- a new facility that allows individuals to elect to be treated as having disposed of and reacquired their shares at the then-market value, immediately prior to the “diluting event”, and
- allowing individuals to choose to defer the taxation of this gain until an actual disposal of the shares
The effect is to make a claim on the ER they would have had, and then (if they so elect) to pay the tax when a real disposal event takes place and there are proceeds to pay the liability.
Enterprise Investment Scheme (EIS) and Knowledge-Intensive Companies (KICs)
Financing Growth in Innovative Firms: Enterprise Investment Scheme Knowledge-Intensive Fund Consultation (Consultation Document Open to 11 May 2018)
The government is consulting on special reliefs for KIC funds within the existing EIS framework, such as:
- Exempting dividends received after a period of time of (say) five or seven years after subscription, to reward “patient capital” investing. Of course, prioritising dividends over reinvestment for future growth could be a potential issue.
- CGT Relief could be changed or enhanced from mere postponement or deferral to an outright exemption, along the lines of the measure available for SEIS investments.
- Extending the scope of the potential to carry back relief not just to the year before investment but even further back.
Business Rates to be Revalued More Frequently
The Response Summary picks up from commentary in the 2017 Autumn Budget, in announcing that the next revaluation will be brought forwards by one year to 2021, and based on market rental values at 1 April 2019. More frequent revaluations should be welcomed by businesses, as more accurately reflecting the property’s rental market value.
Measures to Prevent Plastics Pollution
(Call for Evidence Open to 18 May 2018)
The Call for Evidence asks for input on reducing the amount of single-use plastic waste, such as through increasing re-use and re-cycling. In his speech, the Chancellor confirmed that any measures would be to change behaviour, rather than simply being a means to raise revenue.
Impact of VAT and Air Passenger Duty on Tourism in Northern Ireland
(Call for Evidence Open to 5 June 2018)
The government is asking for input on how VAT and APD affect tourism in Northern Ireland. Many other countries in the EU adopt reduced rates of VAT for tourism and hospitality-based sectors – notably, Ireland’s comparable rate is just 9%.
Tax Treatment of Heated Tobacco Products

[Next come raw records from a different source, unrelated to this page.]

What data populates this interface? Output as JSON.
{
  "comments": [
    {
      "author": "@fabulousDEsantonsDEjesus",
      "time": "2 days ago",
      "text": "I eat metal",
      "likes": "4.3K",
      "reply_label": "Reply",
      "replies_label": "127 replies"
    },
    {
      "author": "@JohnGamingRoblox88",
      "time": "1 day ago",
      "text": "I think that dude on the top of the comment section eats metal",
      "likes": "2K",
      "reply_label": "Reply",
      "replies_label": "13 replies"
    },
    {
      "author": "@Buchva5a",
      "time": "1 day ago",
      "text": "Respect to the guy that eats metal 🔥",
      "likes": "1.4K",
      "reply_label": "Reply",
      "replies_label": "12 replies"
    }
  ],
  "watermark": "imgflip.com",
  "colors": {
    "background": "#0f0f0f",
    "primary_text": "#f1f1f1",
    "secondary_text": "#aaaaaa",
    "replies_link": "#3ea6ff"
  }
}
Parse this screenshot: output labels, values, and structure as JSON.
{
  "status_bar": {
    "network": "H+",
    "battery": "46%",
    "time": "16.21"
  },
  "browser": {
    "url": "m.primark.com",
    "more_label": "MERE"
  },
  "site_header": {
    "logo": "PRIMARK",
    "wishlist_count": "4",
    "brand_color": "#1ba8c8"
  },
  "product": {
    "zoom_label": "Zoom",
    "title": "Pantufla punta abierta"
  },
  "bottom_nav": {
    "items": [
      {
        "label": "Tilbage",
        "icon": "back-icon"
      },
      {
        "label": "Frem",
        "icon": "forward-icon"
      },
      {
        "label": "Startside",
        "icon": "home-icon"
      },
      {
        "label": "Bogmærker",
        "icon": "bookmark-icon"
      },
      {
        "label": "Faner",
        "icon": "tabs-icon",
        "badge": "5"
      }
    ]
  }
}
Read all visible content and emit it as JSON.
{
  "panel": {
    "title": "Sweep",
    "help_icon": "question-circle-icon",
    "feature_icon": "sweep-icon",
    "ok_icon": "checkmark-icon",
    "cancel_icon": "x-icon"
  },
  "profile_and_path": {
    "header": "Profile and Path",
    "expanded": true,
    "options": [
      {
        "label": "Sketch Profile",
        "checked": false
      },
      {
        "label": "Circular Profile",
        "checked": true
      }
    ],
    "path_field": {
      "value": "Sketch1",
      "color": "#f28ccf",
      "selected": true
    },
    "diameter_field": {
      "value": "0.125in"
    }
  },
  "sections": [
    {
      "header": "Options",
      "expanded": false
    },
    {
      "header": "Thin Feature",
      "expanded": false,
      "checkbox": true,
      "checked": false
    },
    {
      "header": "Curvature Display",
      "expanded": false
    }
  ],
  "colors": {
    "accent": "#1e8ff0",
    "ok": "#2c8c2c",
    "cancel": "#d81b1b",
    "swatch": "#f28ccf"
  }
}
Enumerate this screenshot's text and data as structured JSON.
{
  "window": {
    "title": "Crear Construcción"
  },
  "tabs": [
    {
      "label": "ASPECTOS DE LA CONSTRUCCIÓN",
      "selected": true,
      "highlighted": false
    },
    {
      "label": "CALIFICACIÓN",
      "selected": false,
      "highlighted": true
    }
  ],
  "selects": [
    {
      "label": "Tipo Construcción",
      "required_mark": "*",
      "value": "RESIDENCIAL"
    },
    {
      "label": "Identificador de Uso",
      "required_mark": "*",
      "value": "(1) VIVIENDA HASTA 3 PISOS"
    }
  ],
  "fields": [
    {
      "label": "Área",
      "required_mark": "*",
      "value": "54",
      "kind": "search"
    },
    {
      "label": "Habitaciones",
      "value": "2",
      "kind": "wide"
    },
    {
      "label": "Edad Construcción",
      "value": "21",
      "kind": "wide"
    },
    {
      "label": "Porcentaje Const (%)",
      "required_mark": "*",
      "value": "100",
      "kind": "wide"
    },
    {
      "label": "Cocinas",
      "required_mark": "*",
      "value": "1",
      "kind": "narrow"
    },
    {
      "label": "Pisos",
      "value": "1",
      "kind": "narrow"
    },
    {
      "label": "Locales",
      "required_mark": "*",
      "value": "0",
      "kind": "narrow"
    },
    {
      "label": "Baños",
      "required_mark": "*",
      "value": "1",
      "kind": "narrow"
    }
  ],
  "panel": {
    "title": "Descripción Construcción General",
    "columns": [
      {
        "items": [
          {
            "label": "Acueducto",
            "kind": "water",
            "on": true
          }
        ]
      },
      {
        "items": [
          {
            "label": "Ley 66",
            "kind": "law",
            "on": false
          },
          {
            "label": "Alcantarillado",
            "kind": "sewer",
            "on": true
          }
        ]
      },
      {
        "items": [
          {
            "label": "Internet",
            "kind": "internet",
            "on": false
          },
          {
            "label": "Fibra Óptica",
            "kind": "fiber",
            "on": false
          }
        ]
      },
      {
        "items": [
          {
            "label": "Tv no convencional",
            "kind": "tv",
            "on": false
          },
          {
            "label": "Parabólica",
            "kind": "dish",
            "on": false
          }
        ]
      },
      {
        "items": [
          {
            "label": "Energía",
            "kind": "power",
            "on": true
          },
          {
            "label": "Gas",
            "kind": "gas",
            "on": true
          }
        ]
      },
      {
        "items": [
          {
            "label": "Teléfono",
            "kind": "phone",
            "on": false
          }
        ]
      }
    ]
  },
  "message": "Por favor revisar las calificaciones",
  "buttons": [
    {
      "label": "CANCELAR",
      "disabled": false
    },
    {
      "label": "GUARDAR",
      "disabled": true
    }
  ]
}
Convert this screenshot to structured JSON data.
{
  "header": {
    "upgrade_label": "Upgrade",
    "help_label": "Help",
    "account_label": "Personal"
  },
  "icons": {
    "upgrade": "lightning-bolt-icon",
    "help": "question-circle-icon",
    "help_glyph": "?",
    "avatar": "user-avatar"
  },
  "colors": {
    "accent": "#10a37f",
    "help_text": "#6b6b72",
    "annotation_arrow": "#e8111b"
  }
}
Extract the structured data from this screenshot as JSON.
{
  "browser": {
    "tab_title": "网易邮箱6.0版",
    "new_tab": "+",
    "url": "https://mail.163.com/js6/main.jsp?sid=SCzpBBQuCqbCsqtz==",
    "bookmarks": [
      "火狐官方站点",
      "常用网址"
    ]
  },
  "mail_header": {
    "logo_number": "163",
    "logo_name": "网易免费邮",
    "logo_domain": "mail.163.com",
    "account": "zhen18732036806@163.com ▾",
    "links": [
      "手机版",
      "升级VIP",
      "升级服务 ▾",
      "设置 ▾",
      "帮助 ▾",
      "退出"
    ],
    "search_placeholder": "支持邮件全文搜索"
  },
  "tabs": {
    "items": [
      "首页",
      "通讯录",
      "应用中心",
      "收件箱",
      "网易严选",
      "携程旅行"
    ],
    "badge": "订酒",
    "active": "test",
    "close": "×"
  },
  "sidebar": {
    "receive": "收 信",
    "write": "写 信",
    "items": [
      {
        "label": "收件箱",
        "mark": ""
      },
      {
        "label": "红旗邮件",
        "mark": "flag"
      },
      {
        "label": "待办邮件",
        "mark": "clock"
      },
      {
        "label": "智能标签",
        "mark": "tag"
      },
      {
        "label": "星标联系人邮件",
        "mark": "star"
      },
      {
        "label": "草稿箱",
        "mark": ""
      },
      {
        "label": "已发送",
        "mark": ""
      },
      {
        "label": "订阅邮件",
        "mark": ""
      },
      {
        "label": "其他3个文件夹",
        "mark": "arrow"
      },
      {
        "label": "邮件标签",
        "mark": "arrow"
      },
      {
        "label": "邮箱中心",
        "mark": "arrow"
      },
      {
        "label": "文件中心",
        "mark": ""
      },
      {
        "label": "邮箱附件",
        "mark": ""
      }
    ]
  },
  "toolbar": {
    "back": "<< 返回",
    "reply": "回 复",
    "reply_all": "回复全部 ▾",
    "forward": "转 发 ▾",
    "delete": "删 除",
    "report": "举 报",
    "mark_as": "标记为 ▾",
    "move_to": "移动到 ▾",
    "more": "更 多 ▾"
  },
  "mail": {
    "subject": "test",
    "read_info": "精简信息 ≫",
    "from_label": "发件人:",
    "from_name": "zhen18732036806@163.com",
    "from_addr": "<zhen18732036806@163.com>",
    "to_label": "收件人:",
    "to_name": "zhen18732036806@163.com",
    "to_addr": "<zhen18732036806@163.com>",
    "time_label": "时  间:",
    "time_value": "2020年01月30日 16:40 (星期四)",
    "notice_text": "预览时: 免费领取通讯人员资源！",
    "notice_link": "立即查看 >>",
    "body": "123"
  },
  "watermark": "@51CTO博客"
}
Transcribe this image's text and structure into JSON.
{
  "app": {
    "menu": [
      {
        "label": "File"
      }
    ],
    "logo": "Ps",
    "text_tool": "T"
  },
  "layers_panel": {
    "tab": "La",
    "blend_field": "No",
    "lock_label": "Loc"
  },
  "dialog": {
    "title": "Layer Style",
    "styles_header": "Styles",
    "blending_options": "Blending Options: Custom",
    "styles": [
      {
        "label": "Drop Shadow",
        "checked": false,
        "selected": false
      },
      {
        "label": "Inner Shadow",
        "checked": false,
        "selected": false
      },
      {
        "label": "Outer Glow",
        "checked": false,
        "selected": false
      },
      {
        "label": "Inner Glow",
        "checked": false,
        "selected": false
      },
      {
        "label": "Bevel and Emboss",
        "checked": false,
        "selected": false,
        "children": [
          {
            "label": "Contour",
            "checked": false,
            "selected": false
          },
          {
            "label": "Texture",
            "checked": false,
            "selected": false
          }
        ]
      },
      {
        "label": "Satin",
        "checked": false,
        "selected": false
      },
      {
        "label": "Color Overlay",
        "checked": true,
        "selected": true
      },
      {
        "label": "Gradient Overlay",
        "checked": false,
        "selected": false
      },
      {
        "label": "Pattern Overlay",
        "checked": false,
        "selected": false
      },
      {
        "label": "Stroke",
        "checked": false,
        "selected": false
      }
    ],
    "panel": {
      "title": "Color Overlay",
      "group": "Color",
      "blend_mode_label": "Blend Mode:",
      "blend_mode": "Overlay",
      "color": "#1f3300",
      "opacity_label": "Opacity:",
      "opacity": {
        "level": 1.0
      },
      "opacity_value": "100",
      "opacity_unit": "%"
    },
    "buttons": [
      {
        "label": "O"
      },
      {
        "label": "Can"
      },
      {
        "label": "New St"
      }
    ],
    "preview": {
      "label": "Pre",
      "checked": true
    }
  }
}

The consultation relates to a new innovation in the tobacco sector, namely heating, rather than burning tobacco. It does not relate to e-cigarettes, which do not contain tobacco. As well as summarising the responses to the earlier consultation, the paper says that the government is minded to create a new excise category for this sector.
Cash and Digital Payments
(Consultation Document Open to 5 June 2018)
The government has issued a fresh Call for Evidence on the use of cash in the “New Economy”, so that it can understand how the transition from cash to digital payments impacts on different sectors, regions and demographics. The government wants to ensure people still have the ability to pay by cash if they need to, but wants to make life harder for those who want to use cash to evade tax or launder money. There are aspects on improving access / reducing barriers to digital payment systems as well. This follows on from HMRC’s Call for Evidence on cash in the hidden economy, in 2015 and 2016.
For more content like this,